◆ Exercise prompt ◆
All of the entries below need to be repeated exactly.

*** Data for this task ***

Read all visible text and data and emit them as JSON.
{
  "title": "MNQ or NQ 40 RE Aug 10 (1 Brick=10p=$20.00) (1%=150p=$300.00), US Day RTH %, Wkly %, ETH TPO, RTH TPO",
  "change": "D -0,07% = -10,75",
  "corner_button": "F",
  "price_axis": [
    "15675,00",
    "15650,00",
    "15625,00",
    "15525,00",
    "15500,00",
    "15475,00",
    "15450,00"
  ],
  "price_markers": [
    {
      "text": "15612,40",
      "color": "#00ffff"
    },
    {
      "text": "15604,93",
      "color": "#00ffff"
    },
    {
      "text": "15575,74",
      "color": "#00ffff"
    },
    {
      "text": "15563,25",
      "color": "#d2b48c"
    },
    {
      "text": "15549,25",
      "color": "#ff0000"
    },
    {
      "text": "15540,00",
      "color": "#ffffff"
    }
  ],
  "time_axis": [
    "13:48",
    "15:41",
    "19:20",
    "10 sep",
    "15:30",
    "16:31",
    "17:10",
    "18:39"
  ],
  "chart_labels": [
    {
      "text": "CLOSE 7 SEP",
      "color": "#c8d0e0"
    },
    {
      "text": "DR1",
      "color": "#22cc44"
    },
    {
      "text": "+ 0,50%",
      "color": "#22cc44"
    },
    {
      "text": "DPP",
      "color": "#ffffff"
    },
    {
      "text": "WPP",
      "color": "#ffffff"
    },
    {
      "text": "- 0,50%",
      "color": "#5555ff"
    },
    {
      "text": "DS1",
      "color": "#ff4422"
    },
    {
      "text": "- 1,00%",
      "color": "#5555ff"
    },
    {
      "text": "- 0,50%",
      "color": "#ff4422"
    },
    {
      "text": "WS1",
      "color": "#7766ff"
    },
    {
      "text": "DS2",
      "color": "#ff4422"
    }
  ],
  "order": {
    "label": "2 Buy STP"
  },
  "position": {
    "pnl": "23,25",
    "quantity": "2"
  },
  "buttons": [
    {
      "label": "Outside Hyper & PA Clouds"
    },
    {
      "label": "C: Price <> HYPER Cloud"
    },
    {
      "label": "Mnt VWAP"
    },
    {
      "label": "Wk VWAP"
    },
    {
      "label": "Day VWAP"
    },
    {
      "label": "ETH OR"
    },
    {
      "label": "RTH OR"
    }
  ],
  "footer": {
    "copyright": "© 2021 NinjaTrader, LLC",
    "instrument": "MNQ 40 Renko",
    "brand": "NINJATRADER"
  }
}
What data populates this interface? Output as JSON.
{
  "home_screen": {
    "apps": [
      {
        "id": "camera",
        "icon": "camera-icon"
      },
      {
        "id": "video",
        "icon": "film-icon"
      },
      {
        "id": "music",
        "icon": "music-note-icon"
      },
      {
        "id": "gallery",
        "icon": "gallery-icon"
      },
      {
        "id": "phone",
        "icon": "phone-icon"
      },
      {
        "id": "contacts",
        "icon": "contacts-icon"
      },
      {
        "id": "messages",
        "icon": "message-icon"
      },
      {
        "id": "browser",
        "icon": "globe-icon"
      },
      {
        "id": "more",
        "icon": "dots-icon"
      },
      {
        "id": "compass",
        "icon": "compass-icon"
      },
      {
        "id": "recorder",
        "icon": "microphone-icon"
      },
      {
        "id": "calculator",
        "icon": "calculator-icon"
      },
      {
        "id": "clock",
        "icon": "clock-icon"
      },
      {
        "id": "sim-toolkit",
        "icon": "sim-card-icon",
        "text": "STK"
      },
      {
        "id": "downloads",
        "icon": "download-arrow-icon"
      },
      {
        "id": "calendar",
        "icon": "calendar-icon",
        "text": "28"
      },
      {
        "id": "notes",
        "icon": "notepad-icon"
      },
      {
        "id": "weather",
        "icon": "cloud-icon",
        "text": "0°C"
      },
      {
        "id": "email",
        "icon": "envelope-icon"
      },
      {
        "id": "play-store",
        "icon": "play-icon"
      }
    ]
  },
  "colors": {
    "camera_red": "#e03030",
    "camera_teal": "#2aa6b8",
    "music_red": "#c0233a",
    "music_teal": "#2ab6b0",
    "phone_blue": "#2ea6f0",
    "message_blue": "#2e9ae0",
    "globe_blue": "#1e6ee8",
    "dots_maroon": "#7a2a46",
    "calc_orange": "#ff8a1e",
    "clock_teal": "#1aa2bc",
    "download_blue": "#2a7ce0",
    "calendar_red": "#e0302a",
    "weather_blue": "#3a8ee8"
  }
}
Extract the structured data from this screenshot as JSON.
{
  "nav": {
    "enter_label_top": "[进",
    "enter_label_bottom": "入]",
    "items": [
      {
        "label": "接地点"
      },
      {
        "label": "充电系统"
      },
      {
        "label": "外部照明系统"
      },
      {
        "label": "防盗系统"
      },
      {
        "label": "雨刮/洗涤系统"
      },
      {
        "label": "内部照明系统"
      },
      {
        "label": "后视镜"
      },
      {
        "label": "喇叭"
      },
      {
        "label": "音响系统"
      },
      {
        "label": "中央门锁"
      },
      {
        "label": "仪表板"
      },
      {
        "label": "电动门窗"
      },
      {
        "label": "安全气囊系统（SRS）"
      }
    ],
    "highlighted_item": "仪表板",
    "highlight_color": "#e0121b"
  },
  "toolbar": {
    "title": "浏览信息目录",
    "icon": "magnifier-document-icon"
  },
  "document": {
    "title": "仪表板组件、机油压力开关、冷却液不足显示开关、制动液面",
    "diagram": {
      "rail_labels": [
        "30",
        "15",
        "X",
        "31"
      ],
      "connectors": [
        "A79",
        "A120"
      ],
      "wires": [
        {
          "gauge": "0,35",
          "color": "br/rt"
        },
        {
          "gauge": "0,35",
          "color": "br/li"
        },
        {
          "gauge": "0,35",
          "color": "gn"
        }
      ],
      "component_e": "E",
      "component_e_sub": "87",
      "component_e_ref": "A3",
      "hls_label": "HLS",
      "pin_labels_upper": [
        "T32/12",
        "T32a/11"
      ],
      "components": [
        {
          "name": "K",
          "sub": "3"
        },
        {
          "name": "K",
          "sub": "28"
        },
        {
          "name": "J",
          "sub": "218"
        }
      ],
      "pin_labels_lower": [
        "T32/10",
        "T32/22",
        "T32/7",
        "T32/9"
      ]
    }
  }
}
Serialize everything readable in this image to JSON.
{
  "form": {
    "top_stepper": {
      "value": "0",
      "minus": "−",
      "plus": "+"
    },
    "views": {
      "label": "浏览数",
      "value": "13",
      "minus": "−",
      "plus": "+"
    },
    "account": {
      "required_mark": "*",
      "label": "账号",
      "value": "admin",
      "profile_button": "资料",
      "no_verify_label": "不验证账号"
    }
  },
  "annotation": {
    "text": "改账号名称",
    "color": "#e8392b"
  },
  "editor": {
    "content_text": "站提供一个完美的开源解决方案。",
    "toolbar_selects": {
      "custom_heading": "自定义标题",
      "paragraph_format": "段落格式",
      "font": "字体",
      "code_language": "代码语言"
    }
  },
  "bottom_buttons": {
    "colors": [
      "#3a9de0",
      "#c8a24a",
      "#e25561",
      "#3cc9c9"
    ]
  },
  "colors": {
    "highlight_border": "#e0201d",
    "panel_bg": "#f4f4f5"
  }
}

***

◆ Response to this task ◆
Read all visible text and data and emit them as JSON.
{
  "title": "MNQ or NQ 40 RE Aug 10 (1 Brick=10p=$20.00) (1%=150p=$300.00), US Day RTH %, Wkly %, ETH TPO, RTH TPO",
  "change": "D -0,07% = -10,75",
  "corner_button": "F",
  "price_axis": [
    "15675,00",
    "15650,00",
    "15625,00",
    "15525,00",
    "15500,00",
    "15475,00",
    "15450,00"
  ],
  "price_markers": [
    {
      "text": "15612,40",
      "color": "#00ffff"
    },
    {
      "text": "15604,93",
      "color": "#00ffff"
    },
    {
      "text": "15575,74",
      "color": "#00ffff"
    },
    {
      "text": "15563,25",
      "color": "#d2b48c"
    },
    {
      "text": "15549,25",
      "color": "#ff0000"
    },
    {
      "text": "15540,00",
      "color": "#ffffff"
    }
  ],
  "time_axis": [
    "13:48",
    "15:41",
    "19:20",
    "10 sep",
    "15:30",
    "16:31",
    "17:10",
    "18:39"
  ],
  "chart_labels": [
    {
      "text": "CLOSE 7 SEP",
      "color": "#c8d0e0"
    },
    {
      "text": "DR1",
      "color": "#22cc44"
    },
    {
      "text": "+ 0,50%",
      "color": "#22cc44"
    },
    {
      "text": "DPP",
      "color": "#ffffff"
    },
    {
      "text": "WPP",
      "color": "#ffffff"
    },
    {
      "text": "- 0,50%",
      "color": "#5555ff"
    },
    {
      "text": "DS1",
      "color": "#ff4422"
    },
    {
      "text": "- 1,00%",
      "color": "#5555ff"
    },
    {
      "text": "- 0,50%",
      "color": "#ff4422"
    },
    {
      "text": "WS1",
      "color": "#7766ff"
    },
    {
      "text": "DS2",
      "color": "#ff4422"
    }
  ],
  "order": {
    "label": "2 Buy STP"
  },
  "position": {
    "pnl": "23,25",
    "quantity": "2"
  },
  "buttons": [
    {
      "label": "Outside Hyper & PA Clouds"
    },
    {
      "label": "C: Price <> HYPER Cloud"
    },
    {
      "label": "Mnt VWAP"
    },
    {
      "label": "Wk VWAP"
    },
    {
      "label": "Day VWAP"
    },
    {
      "label": "ETH OR"
    },
    {
      "label": "RTH OR"
    }
  ],
  "footer": {
    "copyright": "© 2021 NinjaTrader, LLC",
    "instrument": "MNQ 40 Renko",
    "brand": "NINJATRADER"
  }
}
What data populates this interface? Output as JSON.
{
  "home_screen": {
    "apps": [
      {
        "id": "camera",
        "icon": "camera-icon"
      },
      {
        "id": "video",
        "icon": "film-icon"
      },
      {
        "id": "music",
        "icon": "music-note-icon"
      },
      {
        "id": "gallery",
        "icon": "gallery-icon"
      },
      {
        "id": "phone",
        "icon": "phone-icon"
      },
      {
        "id": "contacts",
        "icon": "contacts-icon"
      },
      {
        "id": "messages",
        "icon": "message-icon"
      },
      {
        "id": "browser",
        "icon": "globe-icon"
      },
      {
        "id": "more",
        "icon": "dots-icon"
      },
      {
        "id": "compass",
        "icon": "compass-icon"
      },
      {
        "id": "recorder",
        "icon": "microphone-icon"
      },
      {
        "id": "calculator",
        "icon": "calculator-icon"
      },
      {
        "id": "clock",
        "icon": "clock-icon"
      },
      {
        "id": "sim-toolkit",
        "icon": "sim-card-icon",
        "text": "STK"
      },
      {
        "id": "downloads",
        "icon": "download-arrow-icon"
      },
      {
        "id": "calendar",
        "icon": "calendar-icon",
        "text": "28"
      },
      {
        "id": "notes",
        "icon": "notepad-icon"
      },
      {
        "id": "weather",
        "icon": "cloud-icon",
        "text": "0°C"
      },
      {
        "id": "email",
        "icon": "envelope-icon"
      },
      {
        "id": "play-store",
        "icon": "play-icon"
      }
    ]
  },
  "colors": {
    "camera_red": "#e03030",
    "camera_teal": "#2aa6b8",
    "music_red": "#c0233a",
    "music_teal": "#2ab6b0",
    "phone_blue": "#2ea6f0",
    "message_blue": "#2e9ae0",
    "globe_blue": "#1e6ee8",
    "dots_maroon": "#7a2a46",
    "calc_orange": "#ff8a1e",
    "clock_teal": "#1aa2bc",
    "download_blue": "#2a7ce0",
    "calendar_red": "#e0302a",
    "weather_blue": "#3a8ee8"
  }
}
Extract the structured data from this screenshot as JSON.
{
  "nav": {
    "enter_label_top": "[进",
    "enter_label_bottom": "入]",
    "items": [
      {
        "label": "接地点"
      },
      {
        "label": "充电系统"
      },
      {
        "label": "外部照明系统"
      },
      {
        "label": "防盗系统"
      },
      {
        "label": "雨刮/洗涤系统"
      },
      {
        "label": "内部照明系统"
      },
      {
        "label": "后视镜"
      },
      {
        "label": "喇叭"
      },
      {
        "label": "音响系统"
      },
      {
        "label": "中央门锁"
      },
      {
        "label": "仪表板"
      },
      {
        "label": "电动门窗"
      },
      {
        "label": "安全气囊系统（SRS）"
      }
    ],
    "highlighted_item": "仪表板",
    "highlight_color": "#e0121b"
  },
  "toolbar": {
    "title": "浏览信息目录",
    "icon": "magnifier-document-icon"
  },
  "document": {
    "title": "仪表板组件、机油压力开关、冷却液不足显示开关、制动液面",
    "diagram": {
      "rail_labels": [
        "30",
        "15",
        "X",
        "31"
      ],
      "connectors": [
        "A79",
        "A120"
      ],
      "wires": [
        {
          "gauge": "0,35",
          "color": "br/rt"
        },
        {
          "gauge": "0,35",
          "color": "br/li"
        },
        {
          "gauge": "0,35",
          "color": "gn"
        }
      ],
      "component_e": "E",
      "component_e_sub": "87",
      "component_e_ref": "A3",
      "hls_label": "HLS",
      "pin_labels_upper": [
        "T32/12",
        "T32a/11"
      ],
      "components": [
        {
          "name": "K",
          "sub": "3"
        },
        {
          "name": "K",
          "sub": "28"
        },
        {
          "name": "J",
          "sub": "218"
        }
      ],
      "pin_labels_lower": [
        "T32/10",
        "T32/22",
        "T32/7",
        "T32/9"
      ]
    }
  }
}
Serialize everything readable in this image to JSON.
{
  "form": {
    "top_stepper": {
      "value": "0",
      "minus": "−",
      "plus": "+"
    },
    "views": {
      "label": "浏览数",
      "value": "13",
      "minus": "−",
      "plus": "+"
    },
    "account": {
      "required_mark": "*",
      "label": "账号",
      "value": "admin",
      "profile_button": "资料",
      "no_verify_label": "不验证账号"
    }
  },
  "annotation": {
    "text": "改账号名称",
    "color": "#e8392b"
  },
  "editor": {
    "content_text": "站提供一个完美的开源解决方案。",
    "toolbar_selects": {
      "custom_heading": "自定义标题",
      "paragraph_format": "段落格式",
      "font": "字体",
      "code_language": "代码语言"
    }
  },
  "bottom_buttons": {
    "colors": [
      "#3a9de0",
      "#c8a24a",
      "#e25561",
      "#3cc9c9"
    ]
  },
  "colors": {
    "highlight_border": "#e0201d",
    "panel_bg": "#f4f4f5"
  }
}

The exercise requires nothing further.